Reduce nonessential activities and become more entrepreneurial
From an organizational perspective, fashion companies need to adjust to the changes taking place externally. This has a couple of implications. First, it means moving to a leaner organizational structure. Looking at the reduction in manual steps as more sales happen digitally, a company may decide to streamline support functions. For that matter, a company may decide it can outsource certain activities altogether. Examples of functions that may be outsourced include fulfillment activities such as pick and pack and some aspects of online marketing. (In most cases, fashion companies should continue to manage their more differentiating e-commerce functions — such as pricing and visual merchandising — with in-house teams.) The determination of what may be outsourced or “leaned out” depends on an assessment of how core the activity or capability is to the company’s future.
The second organizational adaptation is trickier. It involves transforming the company’s culture so that managers and employees have more of an entrepreneurial mind-set and are more willing to take risks. Essentially, it is about realizing that disruption is inevitable and trying to trigger the disruption oneself rather than wait for someone else to do it. Recognizing the obstacles to this, some companies have created small, internal startup-like organizations and put them in charge of their digital strategies. The thinking is that if they hit on something big or that will make a difference, the innovation can be implemented company-wide. Over time, the startup teams and mentality will need to be reintegrated into the core organization and business.
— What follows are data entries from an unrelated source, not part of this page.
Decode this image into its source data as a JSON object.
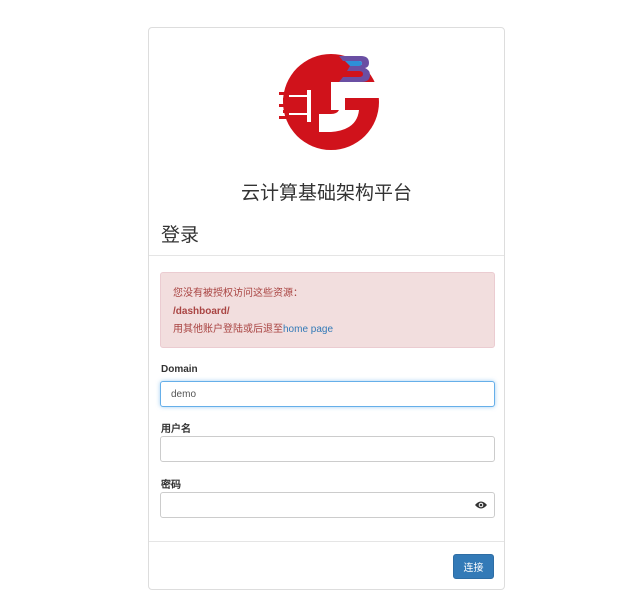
{
  "header": {
    "platform_title": "云计算基础架构平台",
    "login_heading": "登录"
  },
  "alert": {
    "line1": "您没有被授权访问这些资源：",
    "path": "/dashboard/",
    "line3_prefix": "用其他账户登陆或后退至",
    "home_link": "home page"
  },
  "form": {
    "domain_label": "Domain",
    "domain_value": "demo",
    "username_label": "用户名",
    "username_value": "",
    "password_label": "密码",
    "password_value": "",
    "submit_label": "连接"
  },
  "icons": {
    "logo": "brand-logo",
    "password_toggle": "eye-icon"
  },
  "colors": {
    "logo_red": "#d0121b",
    "logo_purple": "#6a4fa3",
    "alert_bg": "#f2dede",
    "alert_text": "#a94442",
    "link": "#337ab7",
    "button": "#337ab7"
  }
}
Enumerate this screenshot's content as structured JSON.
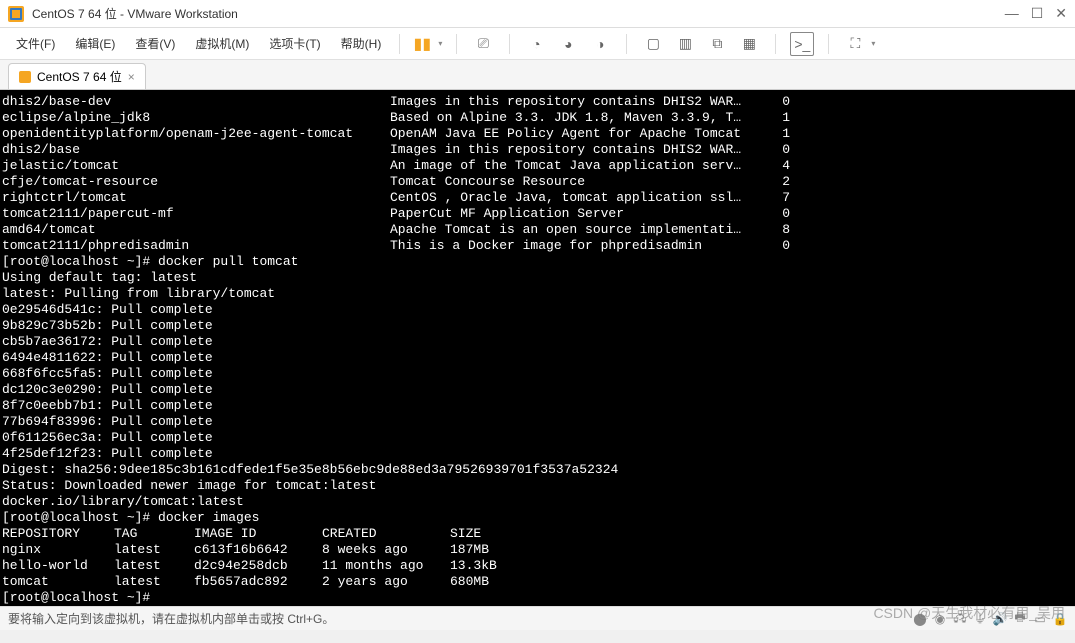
{
  "window": {
    "title": "CentOS 7 64 位 - VMware Workstation"
  },
  "menu": {
    "file": "文件(F)",
    "edit": "编辑(E)",
    "view": "查看(V)",
    "vm": "虚拟机(M)",
    "tabs": "选项卡(T)",
    "help": "帮助(H)"
  },
  "tab": {
    "label": "CentOS 7 64 位"
  },
  "search_results": [
    {
      "name": "dhis2/base-dev",
      "desc": "Images in this repository contains DHIS2 WAR…",
      "stars": "0"
    },
    {
      "name": "eclipse/alpine_jdk8",
      "desc": "Based on Alpine 3.3. JDK 1.8, Maven 3.3.9, T…",
      "stars": "1"
    },
    {
      "name": "openidentityplatform/openam-j2ee-agent-tomcat",
      "desc": "OpenAM Java EE Policy Agent for Apache Tomcat",
      "stars": "1"
    },
    {
      "name": "dhis2/base",
      "desc": "Images in this repository contains DHIS2 WAR…",
      "stars": "0"
    },
    {
      "name": "jelastic/tomcat",
      "desc": "An image of the Tomcat Java application serv…",
      "stars": "4"
    },
    {
      "name": "cfje/tomcat-resource",
      "desc": "Tomcat Concourse Resource",
      "stars": "2"
    },
    {
      "name": "rightctrl/tomcat",
      "desc": "CentOS , Oracle Java, tomcat application ssl…",
      "stars": "7"
    },
    {
      "name": "tomcat2111/papercut-mf",
      "desc": "PaperCut MF Application Server",
      "stars": "0"
    },
    {
      "name": "amd64/tomcat",
      "desc": "Apache Tomcat is an open source implementati…",
      "stars": "8"
    },
    {
      "name": "tomcat2111/phpredisadmin",
      "desc": "This is a Docker image for phpredisadmin",
      "stars": "0"
    }
  ],
  "pull": {
    "prompt1": "[root@localhost ~]# ",
    "cmd1": "docker pull tomcat",
    "tag_line": "Using default tag: latest",
    "pulling_line": "latest: Pulling from library/tomcat",
    "layers": [
      "0e29546d541c: Pull complete",
      "9b829c73b52b: Pull complete",
      "cb5b7ae36172: Pull complete",
      "6494e4811622: Pull complete",
      "668f6fcc5fa5: Pull complete",
      "dc120c3e0290: Pull complete",
      "8f7c0eebb7b1: Pull complete",
      "77b694f83996: Pull complete",
      "0f611256ec3a: Pull complete",
      "4f25def12f23: Pull complete"
    ],
    "digest": "Digest: sha256:9dee185c3b161cdfede1f5e35e8b56ebc9de88ed3a79526939701f3537a52324",
    "status": "Status: Downloaded newer image for tomcat:latest",
    "ref": "docker.io/library/tomcat:latest"
  },
  "images": {
    "prompt2": "[root@localhost ~]# ",
    "cmd2": "docker images",
    "header": {
      "repo": "REPOSITORY",
      "tag": "TAG",
      "id": "IMAGE ID",
      "created": "CREATED",
      "size": "SIZE"
    },
    "rows": [
      {
        "repo": "nginx",
        "tag": "latest",
        "id": "c613f16b6642",
        "created": "8 weeks ago",
        "size": "187MB"
      },
      {
        "repo": "hello-world",
        "tag": "latest",
        "id": "d2c94e258dcb",
        "created": "11 months ago",
        "size": "13.3kB"
      },
      {
        "repo": "tomcat",
        "tag": "latest",
        "id": "fb5657adc892",
        "created": "2 years ago",
        "size": "680MB"
      }
    ],
    "prompt3": "[root@localhost ~]# "
  },
  "status": {
    "text": "要将输入定向到该虚拟机，请在虚拟机内部单击或按 Ctrl+G。"
  },
  "watermark": "CSDN @天生我材必有用_吴用"
}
Prerequisites to success
Companies, much like individuals, sometimes pay a price for being too exuberant in their investing. That partially explains what has happened to Western fashion companies in recent years.
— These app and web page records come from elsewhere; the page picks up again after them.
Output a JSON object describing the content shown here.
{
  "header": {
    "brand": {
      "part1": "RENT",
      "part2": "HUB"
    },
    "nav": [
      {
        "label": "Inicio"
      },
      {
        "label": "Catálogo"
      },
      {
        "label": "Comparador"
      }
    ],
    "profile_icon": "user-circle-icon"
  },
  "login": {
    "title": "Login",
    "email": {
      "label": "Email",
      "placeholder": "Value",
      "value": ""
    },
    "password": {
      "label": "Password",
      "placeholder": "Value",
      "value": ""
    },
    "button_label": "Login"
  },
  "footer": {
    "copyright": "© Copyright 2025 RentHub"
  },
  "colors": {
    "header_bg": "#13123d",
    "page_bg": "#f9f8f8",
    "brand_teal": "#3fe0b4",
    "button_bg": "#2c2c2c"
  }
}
When added to the ripple effect of changing consumer preferences, ill-conceived investing decisions have left many of these companies with asset or capability investments that have become hard to justify. They must now rethink these tactics and carefully consider whether their strategies will win going forward.
In a world in which customers want to engage with their favorite brands digitally, every traditional fashion company is going to have to make adjustments. To start with, such companies need a crisper brand position. They also will have to lay the groundwork for greater entrepreneurism in their organizations, and move toward IT systems that can easily connect with outside gatekeepers and other partners. Guiding this activity should be a clear, bold strategy that employees understand and that drives their daily — indeed hourly — decision making. Companies that show discipline about this will have the best chance of profitable growth and of rewarding their shareholders in the years ahead.